Alison Beam, recently tapped by Democratic Gov. Tom Wolf as acting health secretary, replied to Yudichak that vaccinating residents of long-term care facilities “has come first and foremost" since the shots became available in December.

Like nearly every other state, Pennsylvania relies on a federal government partnership with CVS and Walgreens to administer the vaccine at long-term care facilities.

Beam said the state is directing as many doses to the drugstore chains as they say they need, suggesting those companies are not devoting sufficient resources to the effort. She pledged to exert pressure on CVS and Walgreens to go faster.

“If they're not going at the pace that Pennsylvania requires and really should rise to the challenge of, then we are the ones who can hold them ultimately accountable for that,” Beam told senators.

She added the Health Department is meeting with the chains to “outline our expectations, our accountability, and make sure that they move as quickly as possible to deliver on that mission.”

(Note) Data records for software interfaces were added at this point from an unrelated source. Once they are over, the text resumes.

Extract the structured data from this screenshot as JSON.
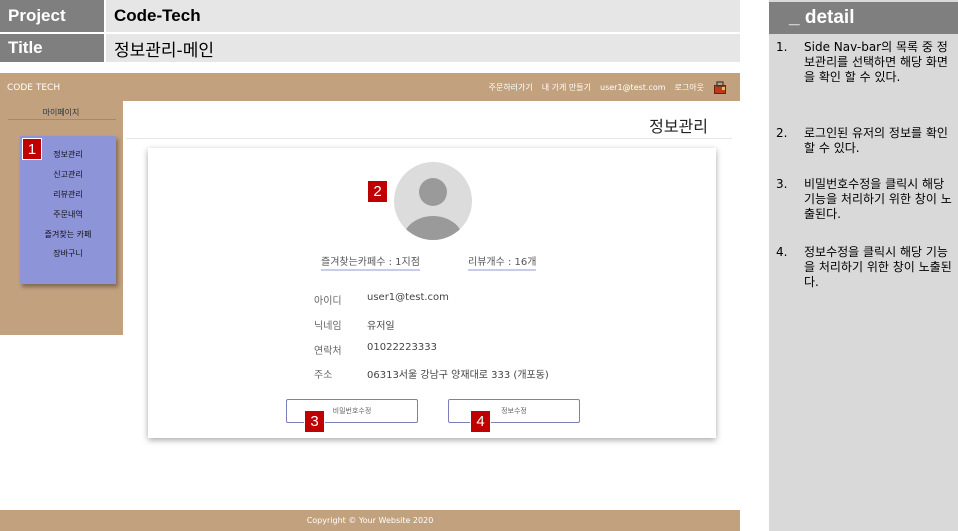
{
  "header": {
    "project_label": "Project",
    "project_value": "Code-Tech",
    "title_label": "Title",
    "title_value": "정보관리-메인"
  },
  "mockup": {
    "brand": "CODE TECH",
    "nav_links": [
      "주문하러가기",
      "내 가게 만들기",
      "user1@test.com",
      "로그아웃"
    ],
    "sidebar": {
      "title": "마이페이지",
      "items": [
        "정보관리",
        "신고관리",
        "리뷰관리",
        "주문내역",
        "즐겨찾는 카페",
        "장바구니"
      ]
    },
    "page_title": "정보관리",
    "stats": {
      "favorites": "즐겨찾는카페수 : 1지점",
      "reviews": "리뷰개수 : 16개"
    },
    "profile": [
      {
        "label": "아이디",
        "value": "user1@test.com"
      },
      {
        "label": "닉네임",
        "value": "유저일"
      },
      {
        "label": "연락처",
        "value": "01022223333"
      },
      {
        "label": "주소",
        "value": "06313서울 강남구 양재대로 333 (개포동)"
      }
    ],
    "buttons": {
      "password_change": "비밀번호수정",
      "info_change": "정보수정"
    },
    "footer": "Copyright © Your Website 2020",
    "markers": [
      "1",
      "2",
      "3",
      "4"
    ]
  },
  "detail": {
    "heading": "_ detail",
    "items": [
      {
        "num": "1.",
        "text": "Side Nav-bar의 목록 중 정보관리를 선택하면 해당 화면을 확인 할 수 있다."
      },
      {
        "num": "2.",
        "text": "로그인된 유저의 정보를 확인 할 수 있다."
      },
      {
        "num": "3.",
        "text": "비밀번호수정을 클릭시 해당 기능을 처리하기 위한 창이 노출된다."
      },
      {
        "num": "4.",
        "text": "정보수정을 클릭시 해당 기능을 처리하기 위한 창이 노출된다."
      }
    ]
  },
  "colors": {
    "brand_tan": "#c2a17e",
    "sidebar_menu": "#8d94d8",
    "marker_red": "#c00000",
    "header_gray": "#7f7f7f"
  }
}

Walgreens had no immediate comment.

In a statement, CVS spokesperson Matt Blanchette said that “criticism that our long-term care vaccination program is slow or behind schedule in the state of Pennsylvania is misinformed and not accurate.”

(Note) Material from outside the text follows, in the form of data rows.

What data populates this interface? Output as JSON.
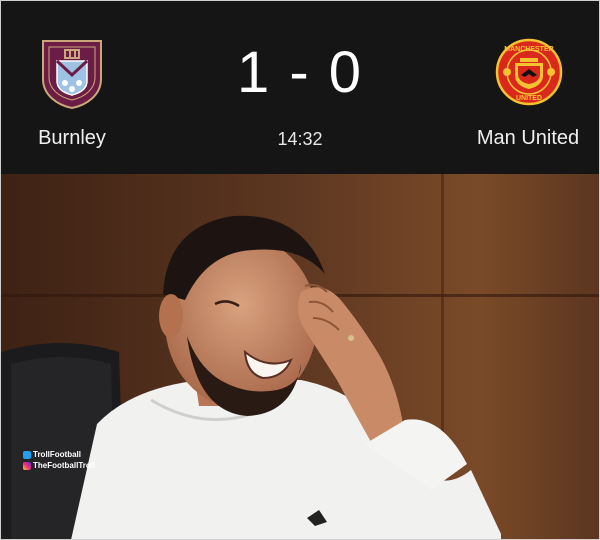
{
  "scoreboard": {
    "home_team": "Burnley",
    "away_team": "Man United",
    "score": "1 - 0",
    "match_clock": "14:32",
    "home_crest_icon": "burnley-crest-icon",
    "away_crest_icon": "manchester-united-crest-icon",
    "away_crest_text_top": "MANCHESTER",
    "away_crest_text_bottom": "UNITED",
    "home_color": "#6c1d45",
    "away_color": "#da291c"
  },
  "photo": {
    "subject": "man-laughing-hand-on-forehead",
    "watermark": {
      "twitter_handle": "TrollFootball",
      "instagram_handle": "TheFootballTroll"
    }
  }
}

CVS has met targets agreed to by the state, completing 92% of second doses at nursing homes and 71% of first doses at assisted living and other long-term care facilities, Blanchette said.

While CVS began giving shots at nursing homes in December, Blanchette noted that Pennsylvania only began allowing the pharmacy chain to start holding vaccine clinics at other types of long-term care facilities on Jan. 18 — three weeks later than in other states.

The state's vaccine plan says that nursing home residents should be vaccinated first, because they are the most medically fragile, followed by people living in personal care homes and other congregate care settings. The plan was based on guidance from the U.S. Centers for Disease Control and Prevention.

Owens, whose Peter Becker complex provides a range of care for older adults, from skilled nursing to independent living, contended the approach makes little sense.

“Our entire community is basically made up of frail, older adults, and they all need to be the highest priority. And that's not being done," she said.